Start of Block

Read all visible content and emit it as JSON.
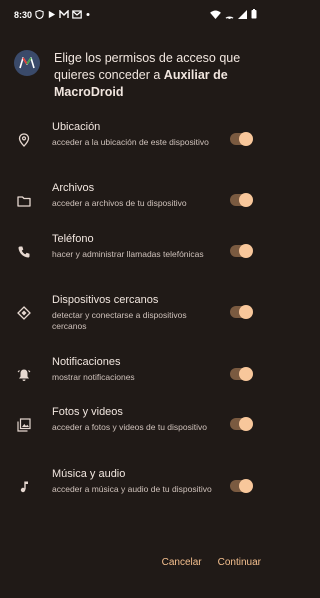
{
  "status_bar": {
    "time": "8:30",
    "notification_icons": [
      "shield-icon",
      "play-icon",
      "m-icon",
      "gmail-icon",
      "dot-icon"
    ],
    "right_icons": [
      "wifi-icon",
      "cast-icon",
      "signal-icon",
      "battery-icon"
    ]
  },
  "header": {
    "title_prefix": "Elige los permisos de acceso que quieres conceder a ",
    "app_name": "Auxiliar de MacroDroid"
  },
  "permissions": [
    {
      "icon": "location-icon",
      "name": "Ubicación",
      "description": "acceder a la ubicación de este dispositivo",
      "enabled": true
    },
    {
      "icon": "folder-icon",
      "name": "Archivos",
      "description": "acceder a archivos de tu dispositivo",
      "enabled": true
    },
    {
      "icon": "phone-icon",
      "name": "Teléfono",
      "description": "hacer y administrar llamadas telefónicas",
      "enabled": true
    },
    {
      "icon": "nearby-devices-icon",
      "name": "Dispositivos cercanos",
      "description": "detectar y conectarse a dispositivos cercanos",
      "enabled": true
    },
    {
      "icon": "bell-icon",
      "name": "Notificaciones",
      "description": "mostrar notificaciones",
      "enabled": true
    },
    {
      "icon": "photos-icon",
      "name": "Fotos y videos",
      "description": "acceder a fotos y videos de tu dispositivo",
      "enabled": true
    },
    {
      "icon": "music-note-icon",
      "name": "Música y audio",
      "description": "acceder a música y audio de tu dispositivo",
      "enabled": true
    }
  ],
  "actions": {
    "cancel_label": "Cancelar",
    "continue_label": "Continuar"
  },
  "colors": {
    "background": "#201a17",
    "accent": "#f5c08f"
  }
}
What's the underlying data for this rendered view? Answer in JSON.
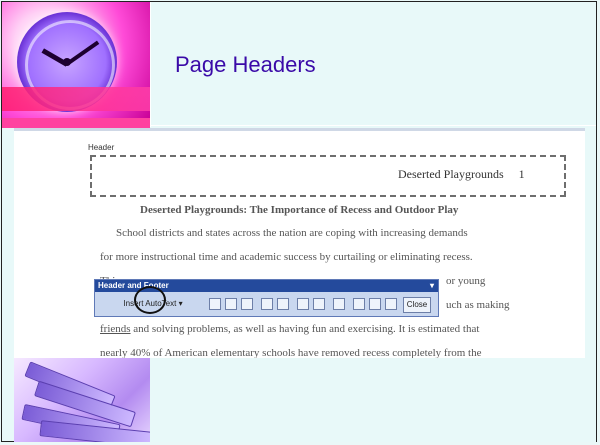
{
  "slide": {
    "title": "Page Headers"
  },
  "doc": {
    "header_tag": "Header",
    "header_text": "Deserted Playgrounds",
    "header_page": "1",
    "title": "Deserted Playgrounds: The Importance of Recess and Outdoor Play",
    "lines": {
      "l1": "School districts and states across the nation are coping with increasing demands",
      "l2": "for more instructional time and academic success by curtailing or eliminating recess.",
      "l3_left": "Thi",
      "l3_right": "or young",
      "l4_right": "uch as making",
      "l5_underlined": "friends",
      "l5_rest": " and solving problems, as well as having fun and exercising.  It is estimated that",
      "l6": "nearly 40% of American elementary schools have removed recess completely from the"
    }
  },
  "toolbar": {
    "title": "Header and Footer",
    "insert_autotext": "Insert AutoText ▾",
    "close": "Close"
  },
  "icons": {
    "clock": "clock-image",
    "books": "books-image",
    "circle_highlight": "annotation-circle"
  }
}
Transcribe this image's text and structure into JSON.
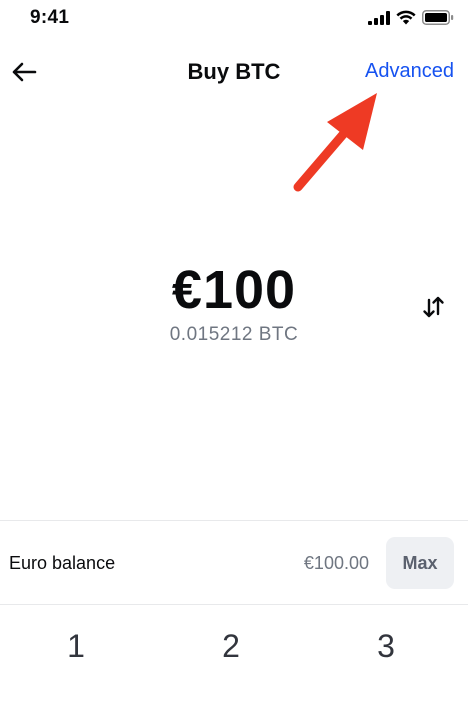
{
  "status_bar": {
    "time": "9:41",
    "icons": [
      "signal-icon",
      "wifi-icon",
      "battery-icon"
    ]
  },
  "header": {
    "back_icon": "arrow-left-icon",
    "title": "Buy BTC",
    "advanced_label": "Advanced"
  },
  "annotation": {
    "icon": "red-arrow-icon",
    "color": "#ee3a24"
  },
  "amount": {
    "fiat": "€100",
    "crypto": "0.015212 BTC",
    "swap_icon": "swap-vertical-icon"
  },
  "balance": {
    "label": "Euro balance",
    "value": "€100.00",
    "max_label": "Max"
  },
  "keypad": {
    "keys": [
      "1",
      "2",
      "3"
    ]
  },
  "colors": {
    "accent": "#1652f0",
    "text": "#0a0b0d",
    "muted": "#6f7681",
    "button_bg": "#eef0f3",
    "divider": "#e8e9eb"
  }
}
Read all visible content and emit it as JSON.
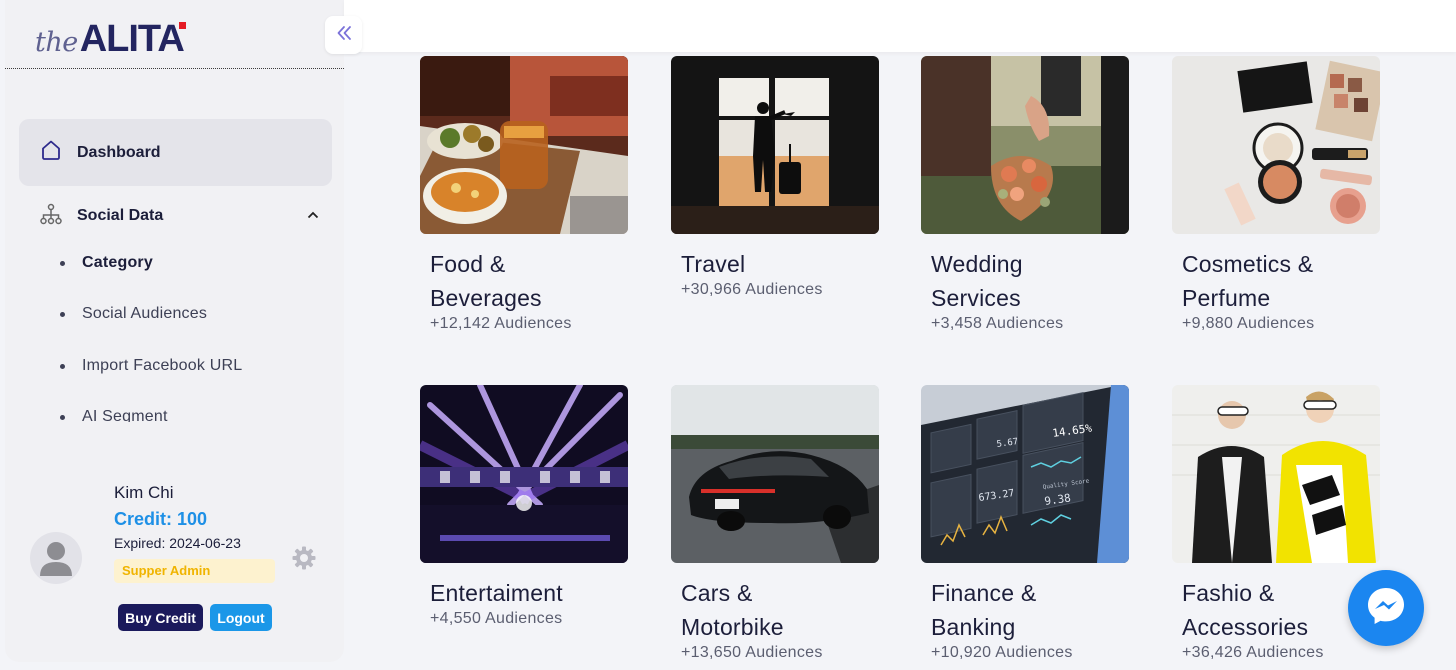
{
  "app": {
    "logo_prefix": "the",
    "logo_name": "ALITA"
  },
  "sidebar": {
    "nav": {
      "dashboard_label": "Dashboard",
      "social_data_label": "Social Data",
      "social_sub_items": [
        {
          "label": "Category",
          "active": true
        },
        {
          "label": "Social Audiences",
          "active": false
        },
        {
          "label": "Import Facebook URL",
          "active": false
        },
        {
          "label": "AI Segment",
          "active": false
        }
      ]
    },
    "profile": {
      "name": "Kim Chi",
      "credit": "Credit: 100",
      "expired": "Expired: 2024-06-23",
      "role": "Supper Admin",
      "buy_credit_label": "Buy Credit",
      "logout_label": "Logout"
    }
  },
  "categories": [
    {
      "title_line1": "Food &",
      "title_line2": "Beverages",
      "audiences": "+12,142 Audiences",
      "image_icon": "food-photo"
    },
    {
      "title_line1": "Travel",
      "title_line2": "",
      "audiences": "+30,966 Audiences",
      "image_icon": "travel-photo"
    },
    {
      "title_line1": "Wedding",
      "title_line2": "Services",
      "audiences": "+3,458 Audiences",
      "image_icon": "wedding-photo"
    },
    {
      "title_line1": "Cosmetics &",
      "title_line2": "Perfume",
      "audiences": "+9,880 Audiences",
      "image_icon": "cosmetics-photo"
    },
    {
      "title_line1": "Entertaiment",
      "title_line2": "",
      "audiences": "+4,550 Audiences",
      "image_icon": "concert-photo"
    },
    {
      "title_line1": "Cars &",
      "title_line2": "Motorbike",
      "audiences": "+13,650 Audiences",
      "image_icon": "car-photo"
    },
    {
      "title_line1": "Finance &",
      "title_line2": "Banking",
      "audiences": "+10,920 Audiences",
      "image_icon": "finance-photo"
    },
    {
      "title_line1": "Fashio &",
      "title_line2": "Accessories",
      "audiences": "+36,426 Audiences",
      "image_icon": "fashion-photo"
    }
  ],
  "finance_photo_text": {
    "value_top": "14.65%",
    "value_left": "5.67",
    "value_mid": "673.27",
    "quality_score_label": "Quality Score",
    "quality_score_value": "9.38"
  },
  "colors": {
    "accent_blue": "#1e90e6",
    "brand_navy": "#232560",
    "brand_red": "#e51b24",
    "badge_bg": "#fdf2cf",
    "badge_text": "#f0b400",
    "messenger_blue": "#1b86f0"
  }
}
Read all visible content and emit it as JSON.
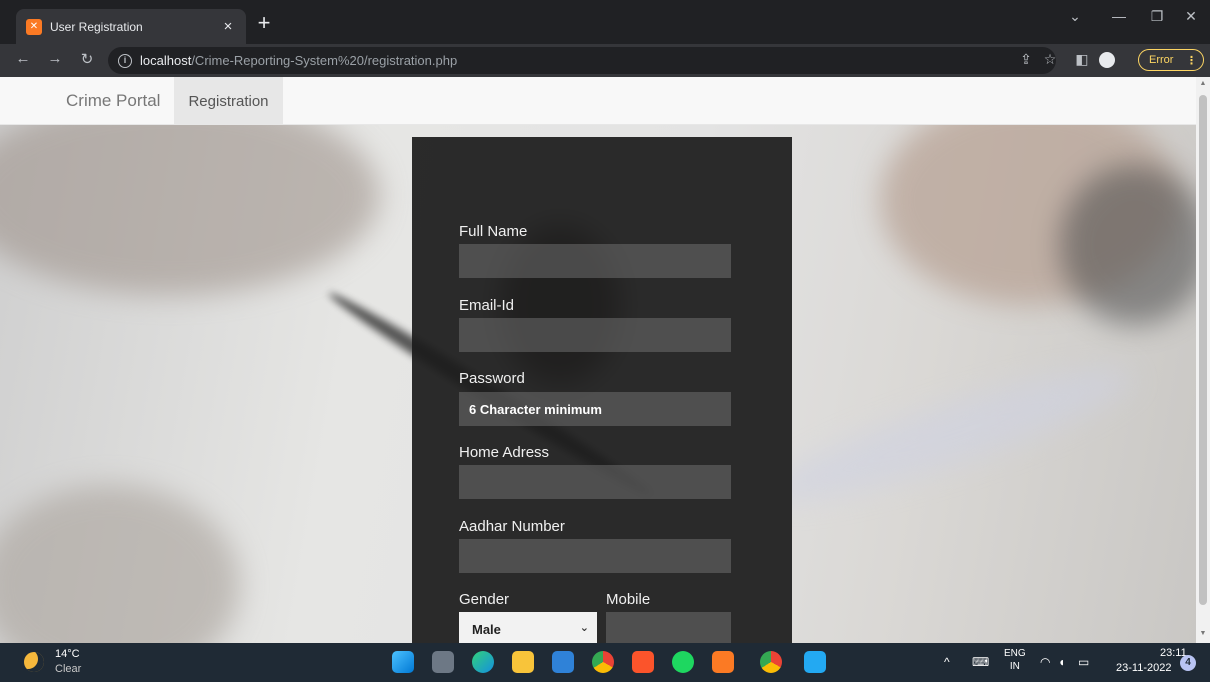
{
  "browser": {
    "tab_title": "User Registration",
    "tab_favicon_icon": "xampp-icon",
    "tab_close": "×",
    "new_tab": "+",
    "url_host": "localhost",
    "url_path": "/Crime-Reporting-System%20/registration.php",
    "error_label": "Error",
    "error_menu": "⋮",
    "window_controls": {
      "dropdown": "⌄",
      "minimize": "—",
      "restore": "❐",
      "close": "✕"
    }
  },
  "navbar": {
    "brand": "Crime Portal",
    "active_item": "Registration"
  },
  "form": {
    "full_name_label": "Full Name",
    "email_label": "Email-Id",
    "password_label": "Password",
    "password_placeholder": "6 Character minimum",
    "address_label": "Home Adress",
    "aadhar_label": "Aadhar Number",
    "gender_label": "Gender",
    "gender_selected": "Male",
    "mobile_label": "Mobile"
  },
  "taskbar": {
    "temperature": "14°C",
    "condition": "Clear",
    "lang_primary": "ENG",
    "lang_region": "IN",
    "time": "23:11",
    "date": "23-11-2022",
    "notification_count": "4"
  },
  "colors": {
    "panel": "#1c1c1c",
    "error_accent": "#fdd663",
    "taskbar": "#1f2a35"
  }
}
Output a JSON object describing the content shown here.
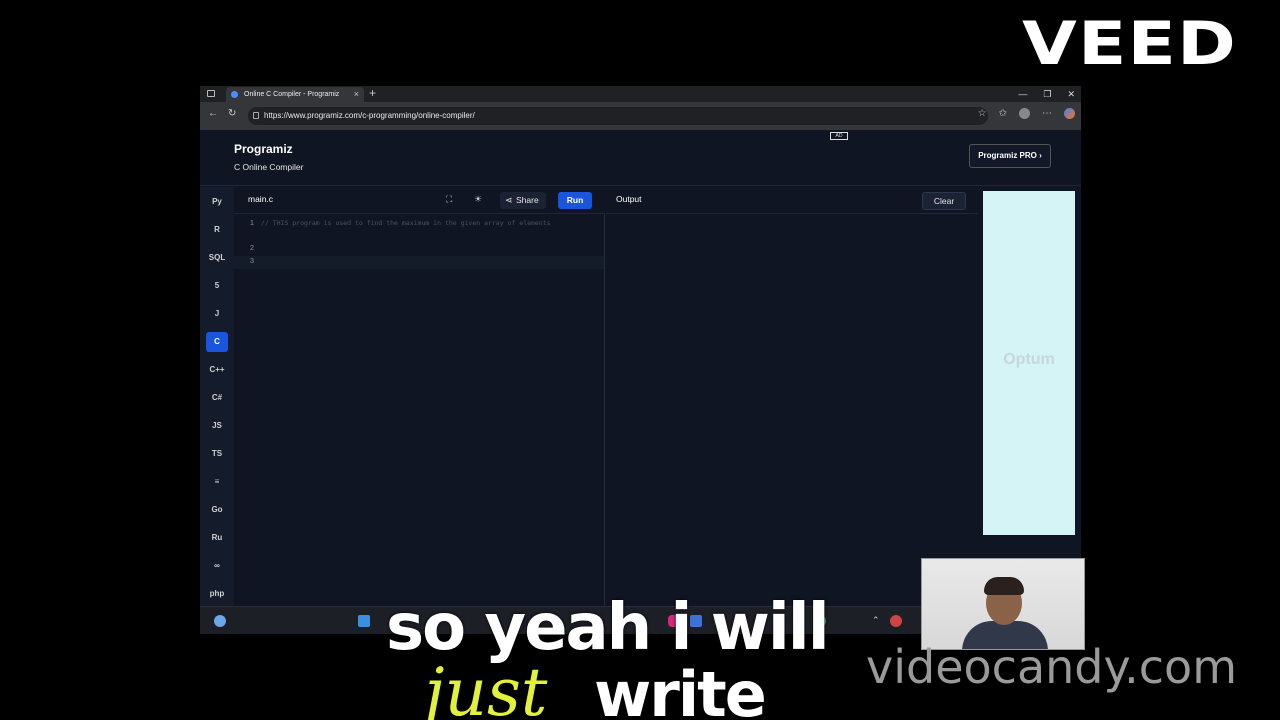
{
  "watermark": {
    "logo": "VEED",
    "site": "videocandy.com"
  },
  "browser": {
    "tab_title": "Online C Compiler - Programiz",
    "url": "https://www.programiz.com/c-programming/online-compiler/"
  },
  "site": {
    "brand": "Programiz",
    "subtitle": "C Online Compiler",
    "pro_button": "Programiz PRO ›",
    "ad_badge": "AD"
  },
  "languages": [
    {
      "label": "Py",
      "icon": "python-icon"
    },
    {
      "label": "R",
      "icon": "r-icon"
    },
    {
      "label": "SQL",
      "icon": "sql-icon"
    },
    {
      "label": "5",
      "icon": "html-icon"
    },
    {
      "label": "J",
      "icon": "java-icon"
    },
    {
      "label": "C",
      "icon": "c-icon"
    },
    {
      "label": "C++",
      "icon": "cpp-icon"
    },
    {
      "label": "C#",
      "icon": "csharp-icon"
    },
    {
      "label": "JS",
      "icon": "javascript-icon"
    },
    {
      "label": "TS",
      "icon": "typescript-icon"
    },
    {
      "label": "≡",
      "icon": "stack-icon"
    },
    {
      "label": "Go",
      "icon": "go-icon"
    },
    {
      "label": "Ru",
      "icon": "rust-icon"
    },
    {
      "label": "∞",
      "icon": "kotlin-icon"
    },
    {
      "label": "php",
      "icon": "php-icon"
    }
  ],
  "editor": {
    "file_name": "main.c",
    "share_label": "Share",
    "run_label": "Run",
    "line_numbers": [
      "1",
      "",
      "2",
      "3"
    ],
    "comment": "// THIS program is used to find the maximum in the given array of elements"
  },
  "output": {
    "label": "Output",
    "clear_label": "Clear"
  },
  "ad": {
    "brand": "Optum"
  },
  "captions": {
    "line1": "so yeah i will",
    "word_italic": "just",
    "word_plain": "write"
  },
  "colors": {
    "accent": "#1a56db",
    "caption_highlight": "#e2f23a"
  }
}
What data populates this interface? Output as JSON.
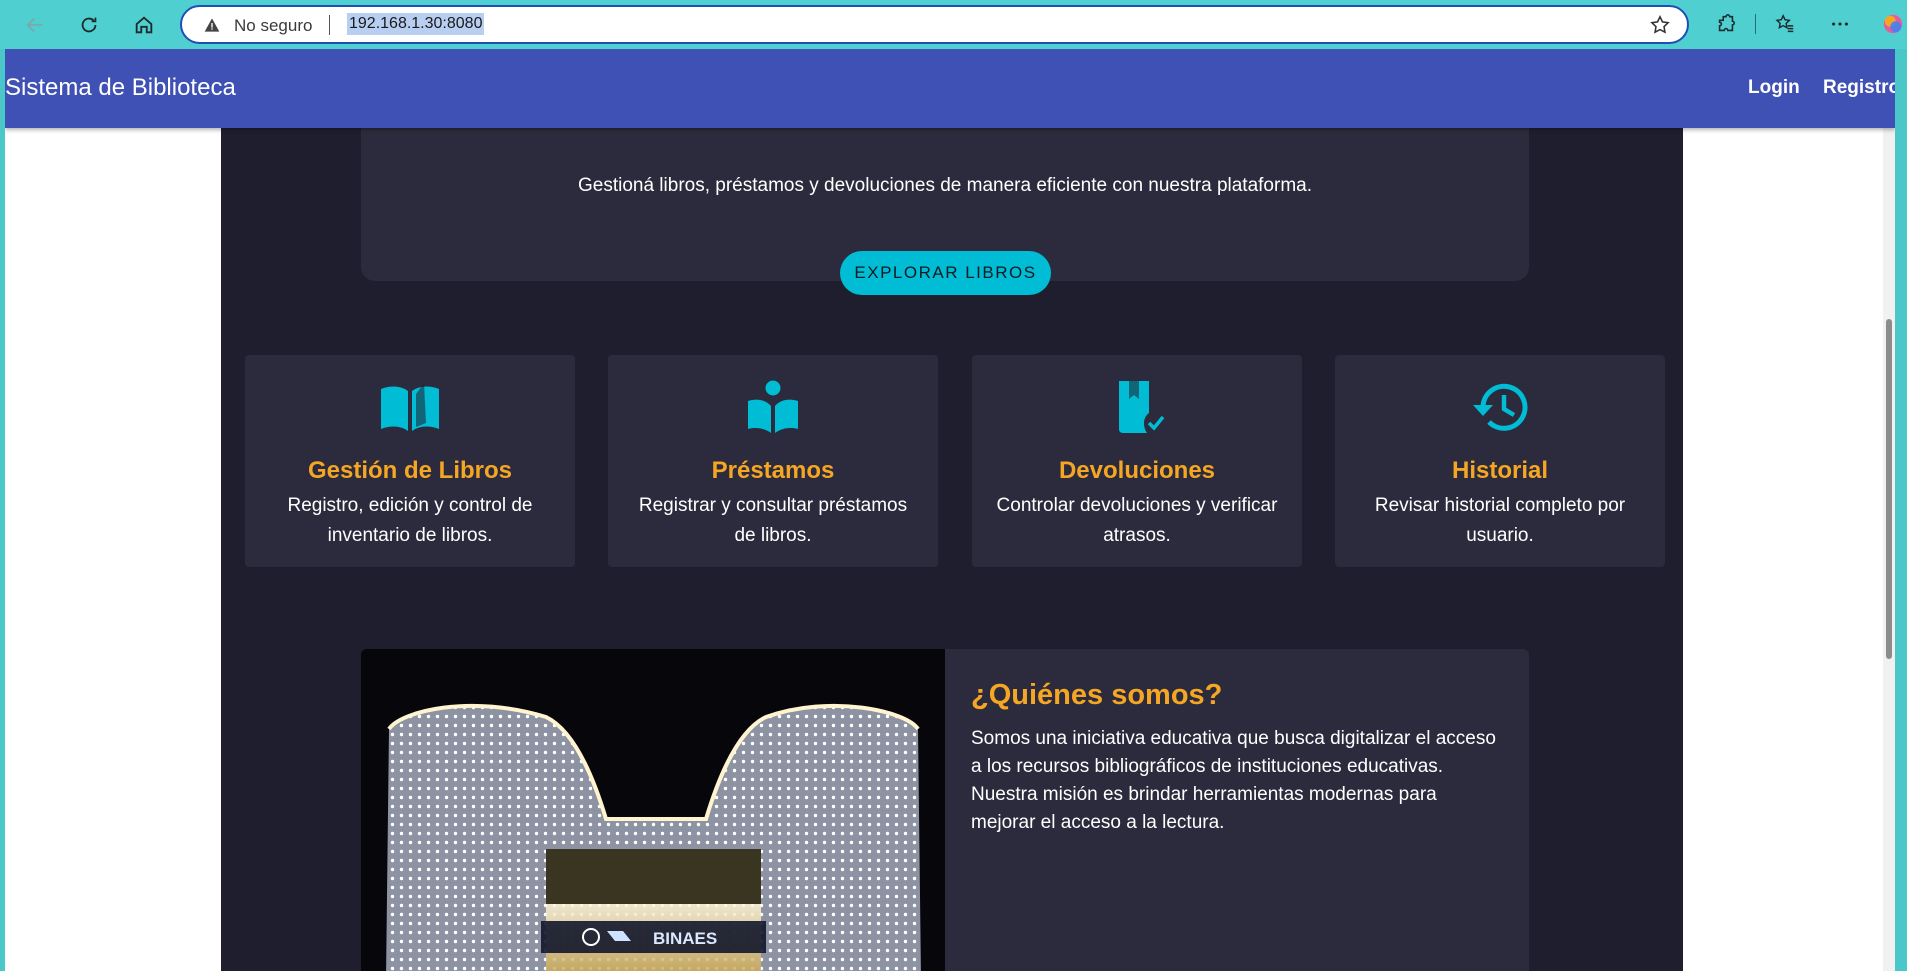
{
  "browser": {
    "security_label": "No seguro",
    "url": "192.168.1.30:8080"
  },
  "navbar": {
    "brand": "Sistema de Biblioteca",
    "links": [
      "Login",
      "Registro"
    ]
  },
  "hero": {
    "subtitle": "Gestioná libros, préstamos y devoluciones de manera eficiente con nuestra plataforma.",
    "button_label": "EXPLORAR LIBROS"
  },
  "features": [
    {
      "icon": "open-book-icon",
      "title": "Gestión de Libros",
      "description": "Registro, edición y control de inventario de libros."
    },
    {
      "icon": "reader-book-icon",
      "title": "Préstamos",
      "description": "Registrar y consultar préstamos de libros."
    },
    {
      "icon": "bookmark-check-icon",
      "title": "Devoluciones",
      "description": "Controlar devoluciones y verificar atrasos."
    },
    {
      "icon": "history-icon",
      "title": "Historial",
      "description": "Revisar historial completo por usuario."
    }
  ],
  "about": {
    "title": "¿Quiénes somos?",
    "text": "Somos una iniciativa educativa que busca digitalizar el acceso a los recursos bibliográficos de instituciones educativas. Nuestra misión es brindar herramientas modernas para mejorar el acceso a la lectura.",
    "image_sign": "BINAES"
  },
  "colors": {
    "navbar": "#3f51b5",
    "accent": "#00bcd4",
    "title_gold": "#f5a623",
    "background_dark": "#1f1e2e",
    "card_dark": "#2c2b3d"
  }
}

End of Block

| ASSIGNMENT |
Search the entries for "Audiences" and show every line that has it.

| TASK SOLUTION |
          "label": "Social Audiences",
      "audiences": "+12,142 Audiences",
      "audiences": "+30,966 Audiences",
      "audiences": "+3,458 Audiences",
      "audiences": "+9,880 Audiences",
      "audiences": "+4,550 Audiences",
      "audiences": "+13,650 Audiences",
      "audiences": "+10,920 Audiences",
      "audiences": "+36,426 Audiences",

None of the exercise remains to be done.